I, however, actually read the book. Lehman and his wife Nawrocki have done an amazing thing here: Made what is essentially a comprehensive listing of a couple hundred farms and farmers markets moderately interesting. Even with what I do here with CTMQ, I could never do what they’ve done in this book.
What I’m saying is there are probably dozens of places described that are more or less exactly the same, yet they were able to write a sentence or two every time that they didn’t use before or after. That’s impressive any way you slice it.
I read these types of books for two reasons: I respect anyone who writes about Connecticut stuff in a coherent way and I’m constantly looking for places and things that I may not have listed on this site. I’m often asked how in the world CTMQ grew to be as sprawling and comprehensive as it is. The answer is simple: I’ve read and scoured everything out there like this book over the last 20 years – while taking notes.
Don’t judge me.
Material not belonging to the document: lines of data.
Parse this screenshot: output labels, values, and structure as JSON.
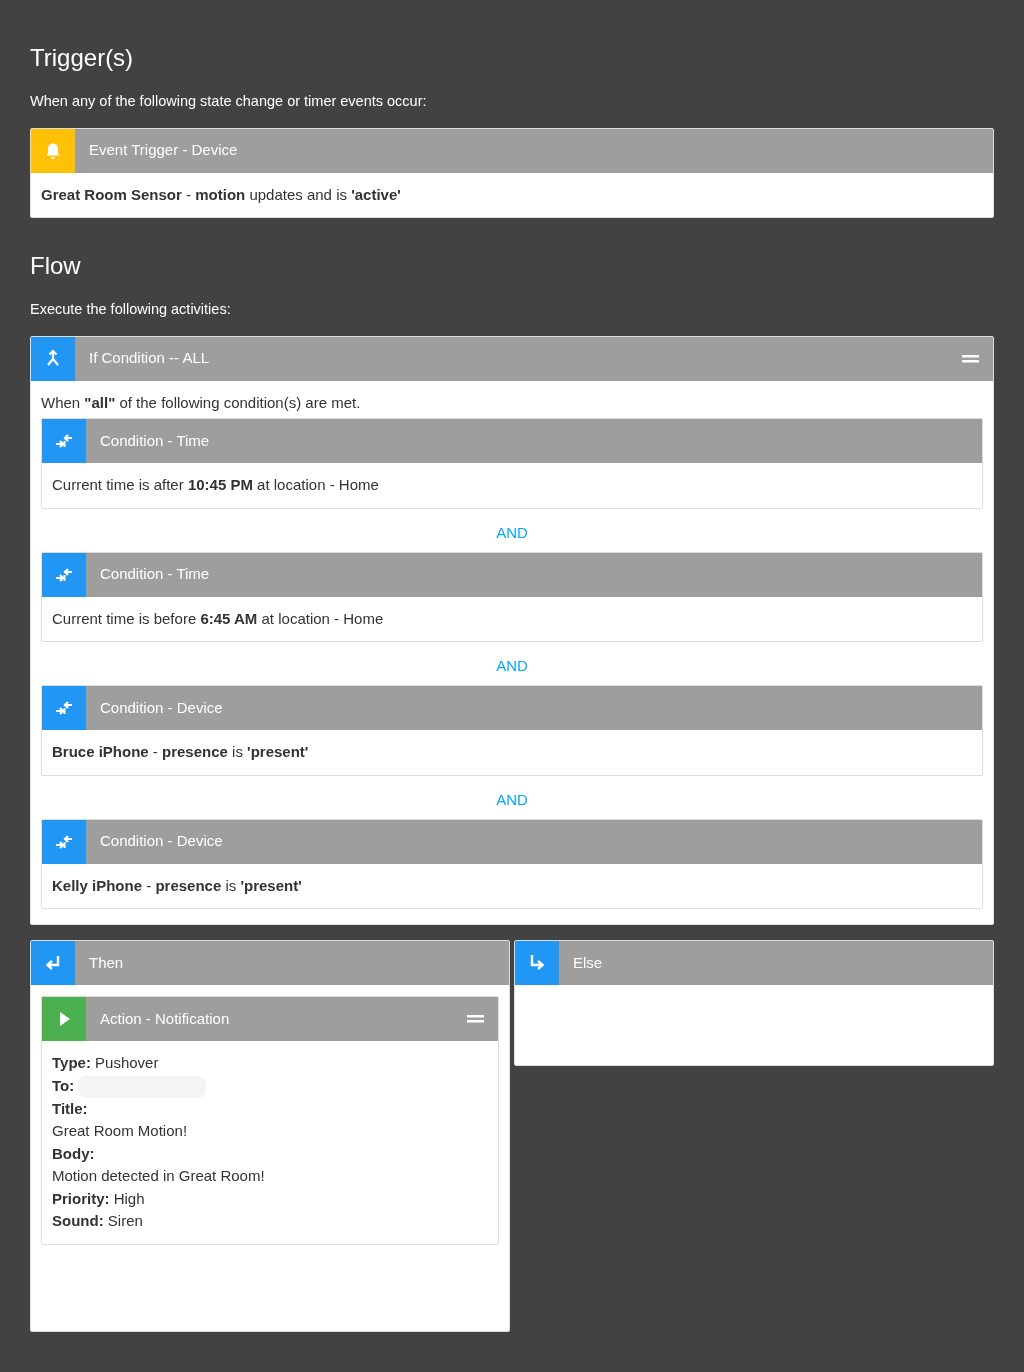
{
  "trigger_section": {
    "heading": "Trigger(s)",
    "subtitle": "When any of the following state change or timer events occur:",
    "blocks": [
      {
        "kind": "trigger",
        "color": "#ffc107",
        "title": "Event Trigger - Device",
        "collapse_handle": false,
        "lines": [
          {
            "text": "**Great Room Sensor** - **motion** updates and is **'active'**"
          }
        ]
      }
    ]
  },
  "flow_section": {
    "heading": "Flow",
    "subtitle": "Execute the following activities:",
    "if_block": {
      "kind": "if",
      "color": "#2196f3",
      "title": "If Condition -- ALL",
      "collapse_handle": true,
      "intro": "When **\"all\"** of the following condition(s) are met.",
      "conditions": [
        {
          "kind": "condition",
          "color": "#2196f3",
          "title": "Condition - Time",
          "collapse_handle": false,
          "lines": [
            {
              "text": "Current time is after **10:45 PM** at location - Home"
            }
          ]
        },
        {
          "kind": "condition",
          "color": "#2196f3",
          "title": "Condition - Time",
          "collapse_handle": false,
          "lines": [
            {
              "text": "Current time is before **6:45 AM** at location - Home"
            }
          ]
        },
        {
          "kind": "condition",
          "color": "#2196f3",
          "title": "Condition - Device",
          "collapse_handle": false,
          "lines": [
            {
              "text": "**Bruce iPhone** - **presence** is **'present'**"
            }
          ]
        },
        {
          "kind": "condition",
          "color": "#2196f3",
          "title": "Condition - Device",
          "collapse_handle": false,
          "lines": [
            {
              "text": "**Kelly iPhone** - **presence** is **'present'**"
            }
          ]
        }
      ],
      "joiners": [
        "AND",
        "AND",
        "AND"
      ]
    },
    "branches": [
      {
        "kind": "then",
        "color": "#2196f3",
        "title": "Then",
        "actions": [
          {
            "kind": "action",
            "color": "#4caf50",
            "title": "Action - Notification",
            "collapse_handle": true,
            "lines": [
              {
                "text": "**Type:** Pushover"
              },
              {
                "text": "**To:**",
                "redacted": true
              },
              {
                "text": "**Title:**"
              },
              {
                "text": "Great Room Motion!"
              },
              {
                "text": "**Body:**"
              },
              {
                "text": "Motion detected in Great Room!"
              },
              {
                "text": "**Priority:** High"
              },
              {
                "text": "**Sound:** Siren"
              }
            ]
          }
        ]
      },
      {
        "kind": "else",
        "color": "#2196f3",
        "title": "Else"
      }
    ]
  }
}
Your next question should be “is there anything in this book that you didn’t have in your 169 Town Guides?” Yes. Yes there is. There are a few ice cream places at farms – to be determined if they qualify for my CT Homemade Ice Cream Trail though. But I did add three places: Assawaga Farm in Putnam because they are very unique and grow a bunch of interesting Japanese vegetables, Dzen Tree Farm in South Windsor because they keep a herd of reindeer, and Niantic Bay Shellfish Farm because they apparently offer tours of their aqua farm… which is cool.
Shout out to Globe Pequot Press for their continued commitment to publishing these types of books – although whomever decided on the weird geographical groupings here and the decision to list the farms and places in alphabetical order by farm name needs a talking to.
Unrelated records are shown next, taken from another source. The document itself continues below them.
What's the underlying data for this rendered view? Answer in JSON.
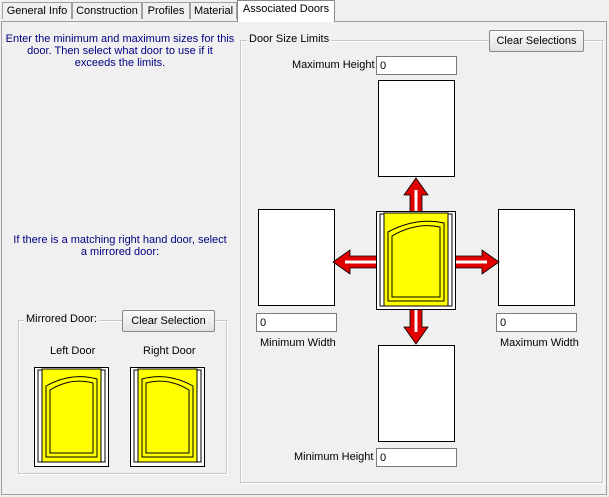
{
  "tabs": [
    {
      "label": "General Info"
    },
    {
      "label": "Construction"
    },
    {
      "label": "Profiles"
    },
    {
      "label": "Material"
    },
    {
      "label": "Associated Doors"
    }
  ],
  "instructions": {
    "size_line1": "Enter the minimum and maximum sizes for this",
    "size_line2": "door.  Then select what door to use if it",
    "size_line3": "exceeds the limits.",
    "mirror_line1": "If there is a matching right hand door, select",
    "mirror_line2": "a mirrored door:"
  },
  "mirrored": {
    "group_label": "Mirrored Door:",
    "clear_button": "Clear Selection",
    "left_label": "Left Door",
    "right_label": "Right Door"
  },
  "limits": {
    "group_label": "Door Size Limits",
    "clear_button": "Clear Selections",
    "max_height_label": "Maximum Height",
    "max_height_value": "0",
    "min_width_label": "Minimum Width",
    "min_width_value": "0",
    "max_width_label": "Maximum Width",
    "max_width_value": "0",
    "min_height_label": "Minimum Height",
    "min_height_value": "0"
  },
  "colors": {
    "door_panel": "#ffff00",
    "arrow": "#e00000",
    "instruction_text": "#000080"
  }
}
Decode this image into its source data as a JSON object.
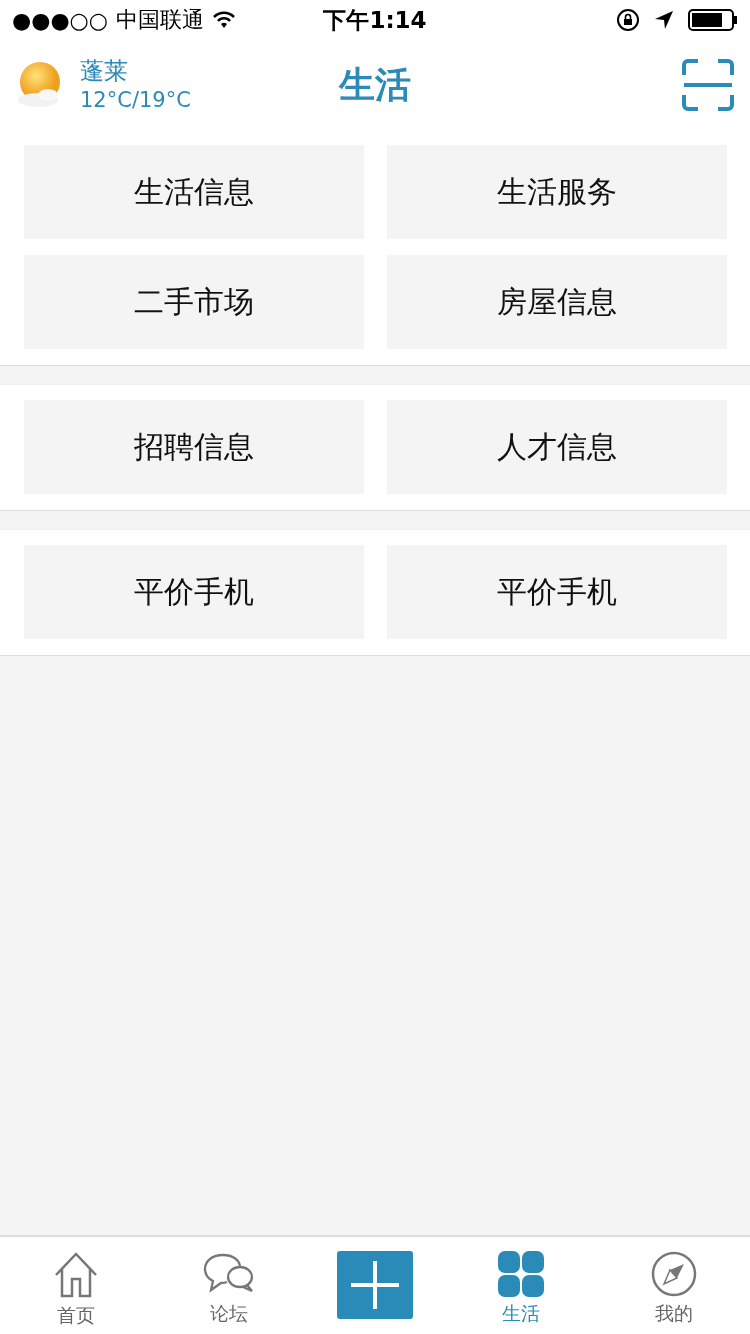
{
  "status_bar": {
    "signal": "●●●○○",
    "carrier": "中国联通",
    "time": "下午1:14"
  },
  "header": {
    "city": "蓬莱",
    "temperature": "12°C/19°C",
    "title": "生活"
  },
  "sections": [
    {
      "items": [
        "生活信息",
        "生活服务",
        "二手市场",
        "房屋信息"
      ]
    },
    {
      "items": [
        "招聘信息",
        "人才信息"
      ]
    },
    {
      "items": [
        "平价手机",
        "平价手机"
      ]
    }
  ],
  "tabs": [
    {
      "kind": "home",
      "label": "首页",
      "selected": false
    },
    {
      "kind": "forum",
      "label": "论坛",
      "selected": false
    },
    {
      "kind": "add",
      "selected": false
    },
    {
      "kind": "life",
      "label": "生活",
      "selected": true
    },
    {
      "kind": "mine",
      "label": "我的",
      "selected": false
    }
  ]
}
I’m kidding… that’s a personal peccadillo of mine. Related: if you’re curious, my personal version of undiagnosed OCD simply wouldn’t allow me to publish a book like this; one that will be out of date in a few months with closures and changes all over the place. Even so, as I read it a few months after publication, it seemed very accurate across the board, with only one glaring typo and one glaring “mistake.”
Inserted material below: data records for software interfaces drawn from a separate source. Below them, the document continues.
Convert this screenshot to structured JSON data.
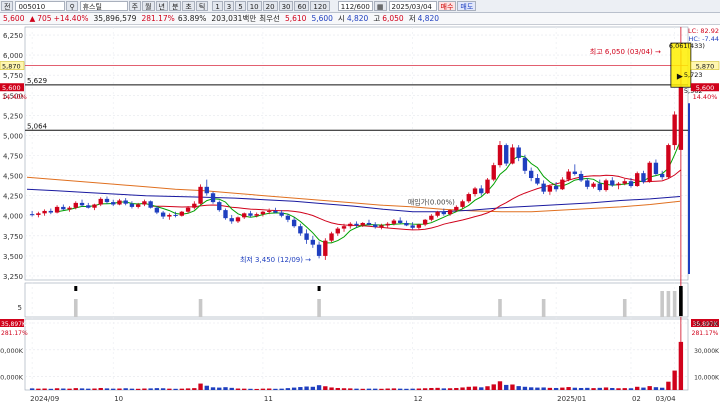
{
  "toolbar": {
    "period_label": "전",
    "code": "005010",
    "name": "휴스틸",
    "timeframes": [
      "주",
      "월",
      "년",
      "분",
      "초",
      "틱"
    ],
    "minute_steps": [
      "1",
      "3",
      "5",
      "10",
      "20",
      "30",
      "60",
      "120"
    ],
    "count": "112/600",
    "date": "2025/03/04",
    "buy_label": "매수",
    "sell_label": "매도"
  },
  "quote": {
    "price": "5,600",
    "change": "705",
    "change_pct": "+14.40%",
    "volume": "35,896,579",
    "vol_ratio": "281.17%",
    "turnover": "63.89%",
    "amount": "203,031백만",
    "priority_label": "최우선",
    "bid": "5,610",
    "ask": "5,600",
    "open_label": "시",
    "open": "4,820",
    "high_label": "고",
    "high": "6,050",
    "low_label": "저",
    "low": "4,820"
  },
  "colors": {
    "up": "#d0021b",
    "down": "#1f3fbf",
    "ma5": "#00a000",
    "ma20": "#d0021b",
    "ma60": "#1a1aa0",
    "ma120": "#e07020",
    "crosshair": "#d0021b",
    "highlight": "#ffee00"
  },
  "chart_data": {
    "type": "candlestick",
    "price_axis": {
      "ticks": [
        "6,250",
        "6,000",
        "5,750",
        "5,500",
        "5,250",
        "5,000",
        "4,750",
        "4,500",
        "4,250",
        "4,000",
        "3,750",
        "3,500",
        "3,250"
      ],
      "min": 3200,
      "max": 6350
    },
    "right_axis_labels": {
      "lc": "LC: 82.92",
      "hc": "HC: -7.44",
      "top_value": "5,870",
      "current_price": "5,600",
      "current_pct": "14.40%"
    },
    "left_axis_labels": {
      "top_value": "5,870",
      "current_price": "5,600",
      "current_pct": "14.40%"
    },
    "ref_lines": [
      {
        "label": "5,629",
        "value": 5629
      },
      {
        "label": "5,064",
        "value": 5064
      }
    ],
    "highs_marker": {
      "label": "최고 6,050 (03/04)",
      "value": 6050
    },
    "lows_marker": {
      "label": "최저 3,450 (12/09)",
      "value": 3450
    },
    "mid_annotation": "매입가(0.00%)",
    "magnifier_values": {
      "top": "6,061(433)",
      "mid": "5,723",
      "low": "5,562"
    },
    "candles": [
      [
        4020,
        4060,
        3990,
        4010
      ],
      [
        4010,
        4050,
        3980,
        4030
      ],
      [
        4030,
        4080,
        4000,
        4060
      ],
      [
        4060,
        4090,
        4020,
        4040
      ],
      [
        4040,
        4130,
        4030,
        4110
      ],
      [
        4110,
        4140,
        4070,
        4080
      ],
      [
        4080,
        4120,
        4050,
        4100
      ],
      [
        4100,
        4180,
        4080,
        4160
      ],
      [
        4160,
        4200,
        4110,
        4130
      ],
      [
        4130,
        4160,
        4090,
        4100
      ],
      [
        4100,
        4150,
        4070,
        4140
      ],
      [
        4140,
        4230,
        4120,
        4210
      ],
      [
        4210,
        4240,
        4150,
        4170
      ],
      [
        4170,
        4200,
        4120,
        4140
      ],
      [
        4140,
        4210,
        4130,
        4190
      ],
      [
        4190,
        4220,
        4130,
        4150
      ],
      [
        4150,
        4180,
        4090,
        4110
      ],
      [
        4110,
        4160,
        4090,
        4140
      ],
      [
        4140,
        4200,
        4120,
        4180
      ],
      [
        4180,
        4190,
        4090,
        4100
      ],
      [
        4100,
        4120,
        4020,
        4040
      ],
      [
        4040,
        4060,
        3960,
        3990
      ],
      [
        3990,
        4030,
        3950,
        4010
      ],
      [
        4010,
        4050,
        3980,
        4000
      ],
      [
        4000,
        4060,
        3990,
        4050
      ],
      [
        4050,
        4120,
        4030,
        4100
      ],
      [
        4100,
        4180,
        4080,
        4150
      ],
      [
        4150,
        4390,
        4140,
        4360
      ],
      [
        4360,
        4450,
        4250,
        4280
      ],
      [
        4280,
        4300,
        4150,
        4170
      ],
      [
        4170,
        4190,
        4050,
        4070
      ],
      [
        4070,
        4090,
        3950,
        3970
      ],
      [
        3970,
        4010,
        3900,
        3930
      ],
      [
        3930,
        3990,
        3910,
        3980
      ],
      [
        3980,
        4040,
        3960,
        4030
      ],
      [
        4030,
        4060,
        3980,
        4000
      ],
      [
        4000,
        4040,
        3980,
        4020
      ],
      [
        4020,
        4060,
        3990,
        4050
      ],
      [
        4050,
        4090,
        4020,
        4060
      ],
      [
        4060,
        4100,
        4030,
        4040
      ],
      [
        4040,
        4070,
        3980,
        4000
      ],
      [
        4000,
        4020,
        3920,
        3950
      ],
      [
        3950,
        3980,
        3850,
        3870
      ],
      [
        3870,
        3900,
        3750,
        3780
      ],
      [
        3780,
        3830,
        3650,
        3700
      ],
      [
        3700,
        3750,
        3600,
        3640
      ],
      [
        3640,
        3680,
        3470,
        3500
      ],
      [
        3500,
        3720,
        3450,
        3690
      ],
      [
        3690,
        3800,
        3670,
        3780
      ],
      [
        3780,
        3860,
        3750,
        3840
      ],
      [
        3840,
        3900,
        3800,
        3870
      ],
      [
        3870,
        3920,
        3840,
        3900
      ],
      [
        3900,
        3930,
        3850,
        3880
      ],
      [
        3880,
        3920,
        3860,
        3910
      ],
      [
        3910,
        3950,
        3880,
        3890
      ],
      [
        3890,
        3920,
        3840,
        3860
      ],
      [
        3860,
        3900,
        3830,
        3880
      ],
      [
        3880,
        3920,
        3850,
        3900
      ],
      [
        3900,
        3960,
        3880,
        3940
      ],
      [
        3940,
        3980,
        3900,
        3910
      ],
      [
        3910,
        3940,
        3870,
        3880
      ],
      [
        3880,
        3920,
        3830,
        3850
      ],
      [
        3850,
        3900,
        3830,
        3890
      ],
      [
        3890,
        3960,
        3870,
        3950
      ],
      [
        3950,
        4020,
        3930,
        4000
      ],
      [
        4000,
        4060,
        3980,
        4050
      ],
      [
        4050,
        4090,
        4000,
        4020
      ],
      [
        4020,
        4080,
        4000,
        4070
      ],
      [
        4070,
        4130,
        4050,
        4110
      ],
      [
        4110,
        4200,
        4090,
        4180
      ],
      [
        4180,
        4290,
        4160,
        4270
      ],
      [
        4270,
        4360,
        4240,
        4340
      ],
      [
        4340,
        4380,
        4250,
        4280
      ],
      [
        4280,
        4470,
        4270,
        4450
      ],
      [
        4450,
        4660,
        4430,
        4630
      ],
      [
        4630,
        4930,
        4600,
        4880
      ],
      [
        4880,
        4900,
        4620,
        4650
      ],
      [
        4650,
        4890,
        4640,
        4850
      ],
      [
        4850,
        4880,
        4680,
        4720
      ],
      [
        4720,
        4760,
        4520,
        4560
      ],
      [
        4560,
        4600,
        4430,
        4470
      ],
      [
        4470,
        4520,
        4380,
        4400
      ],
      [
        4400,
        4440,
        4270,
        4300
      ],
      [
        4300,
        4390,
        4260,
        4370
      ],
      [
        4370,
        4420,
        4300,
        4330
      ],
      [
        4330,
        4480,
        4320,
        4450
      ],
      [
        4450,
        4580,
        4430,
        4550
      ],
      [
        4550,
        4640,
        4500,
        4520
      ],
      [
        4520,
        4560,
        4420,
        4440
      ],
      [
        4440,
        4470,
        4330,
        4360
      ],
      [
        4360,
        4420,
        4340,
        4400
      ],
      [
        4400,
        4450,
        4300,
        4320
      ],
      [
        4320,
        4460,
        4300,
        4440
      ],
      [
        4440,
        4480,
        4360,
        4380
      ],
      [
        4380,
        4420,
        4330,
        4400
      ],
      [
        4400,
        4460,
        4380,
        4430
      ],
      [
        4430,
        4470,
        4350,
        4370
      ],
      [
        4370,
        4550,
        4360,
        4530
      ],
      [
        4530,
        4560,
        4400,
        4420
      ],
      [
        4420,
        4680,
        4410,
        4660
      ],
      [
        4660,
        4700,
        4500,
        4520
      ],
      [
        4520,
        4560,
        4450,
        4480
      ],
      [
        4480,
        4900,
        4470,
        4880
      ],
      [
        4880,
        5300,
        4820,
        5260
      ],
      [
        4820,
        6050,
        4820,
        5600
      ]
    ],
    "ma_lines": [
      {
        "key": "ma5"
      },
      {
        "key": "ma20"
      },
      {
        "key": "ma60",
        "values": [
          4330,
          4310,
          4290,
          4270,
          4250,
          4240,
          4230,
          4220,
          4200,
          4180,
          4150,
          4120,
          4080,
          4050,
          4050,
          4070,
          4100,
          4120,
          4140,
          4160,
          4190,
          4210,
          4240
        ]
      },
      {
        "key": "ma120",
        "values": [
          4480,
          4450,
          4420,
          4390,
          4360,
          4330,
          4310,
          4280,
          4250,
          4220,
          4190,
          4160,
          4130,
          4110,
          4080,
          4060,
          4050,
          4050,
          4070,
          4090,
          4110,
          4140,
          4180
        ]
      }
    ],
    "x_axis_ticks": [
      "2024/09",
      "10",
      "11",
      "12",
      "2025/01",
      "02",
      "03/04"
    ],
    "indicator": {
      "label": "5",
      "signal_bars": [
        0,
        0,
        0,
        0,
        0,
        0,
        0,
        0,
        0,
        0,
        0,
        0,
        0,
        0,
        0,
        0,
        0,
        0,
        0,
        0,
        0,
        0,
        0,
        0,
        0,
        0,
        0,
        0,
        0,
        0,
        0,
        0,
        0,
        0,
        0,
        0,
        0,
        0,
        0,
        0,
        0,
        0,
        0,
        0,
        0,
        0,
        0,
        0,
        0,
        0,
        0,
        0,
        0,
        0,
        0,
        0,
        0,
        0,
        0,
        0,
        0,
        0,
        0,
        0,
        0,
        0,
        0,
        0,
        0,
        0,
        0,
        0,
        0,
        0,
        0,
        0,
        0,
        0,
        0,
        0,
        0,
        0,
        0,
        0,
        0,
        0,
        0,
        0,
        0,
        0,
        0,
        0,
        0,
        0,
        0,
        0,
        0,
        0,
        0,
        0,
        0,
        0,
        0,
        1,
        2
      ],
      "sell_flags": [
        7,
        46,
        104
      ]
    },
    "volume_axis": {
      "ticks": [
        "50,000K",
        "30,000K",
        "10,000K"
      ],
      "top_label": "35,897K",
      "pct_label": "281.17%"
    },
    "volume": [
      1.2,
      1.0,
      1.1,
      0.9,
      1.3,
      1.1,
      1.0,
      1.4,
      1.2,
      1.0,
      1.1,
      1.5,
      1.2,
      1.0,
      1.1,
      1.3,
      1.0,
      0.9,
      1.1,
      1.2,
      1.4,
      1.3,
      1.0,
      0.9,
      1.0,
      1.2,
      1.4,
      4.8,
      3.2,
      2.0,
      1.8,
      2.1,
      1.6,
      1.1,
      1.0,
      0.9,
      0.8,
      1.0,
      1.1,
      0.9,
      1.0,
      1.4,
      1.8,
      2.2,
      2.6,
      2.4,
      3.6,
      2.8,
      1.9,
      1.5,
      1.3,
      1.2,
      1.0,
      0.9,
      1.0,
      1.0,
      0.9,
      1.1,
      1.2,
      1.0,
      0.9,
      1.0,
      1.1,
      1.3,
      1.5,
      1.6,
      1.2,
      1.3,
      1.5,
      1.9,
      2.4,
      2.6,
      2.0,
      2.8,
      4.2,
      6.5,
      3.8,
      4.1,
      2.9,
      2.4,
      2.0,
      1.8,
      1.9,
      1.6,
      1.5,
      1.8,
      2.2,
      1.7,
      1.5,
      1.6,
      1.4,
      1.6,
      1.9,
      1.5,
      1.3,
      1.4,
      1.3,
      2.4,
      1.8,
      2.9,
      2.1,
      1.7,
      6.2,
      14.5,
      35.9
    ]
  }
}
The typo is hilarious, even if potentially deadly:
Cinnabar contains mercury and I wouldn’t advise putting it in your coffee. The other “mistake” is no fault of the authors or the publisher. Imagine my glee upon seeing The CT Cheese Trail listed in the book! I’ve been advocating for this since I created my own in 2010 or so – and I’ve even been so kind as to keep it accurate all that time.
The book links to buyctgrown.com which I’m sure was a good idea in 2013, but it would have also been good to keep up with the site. The Cheese Trail listing contains as many closed cheesemakers as open ones (and doesn’t list tons of operational places.) The Beer Trail on that site is even worse.
I’ll make my offer yet again: The CT Cheese Trail should exist. I’ve done the legwork, people. C’mon!
Lehman and Nawrocki are veterans of the Connecticut “stuff to see and do” scene and it shows. To write a readable guide to farms and farmers markets is impressive to say the least. Well done.
Just don’t drink the cinnabar.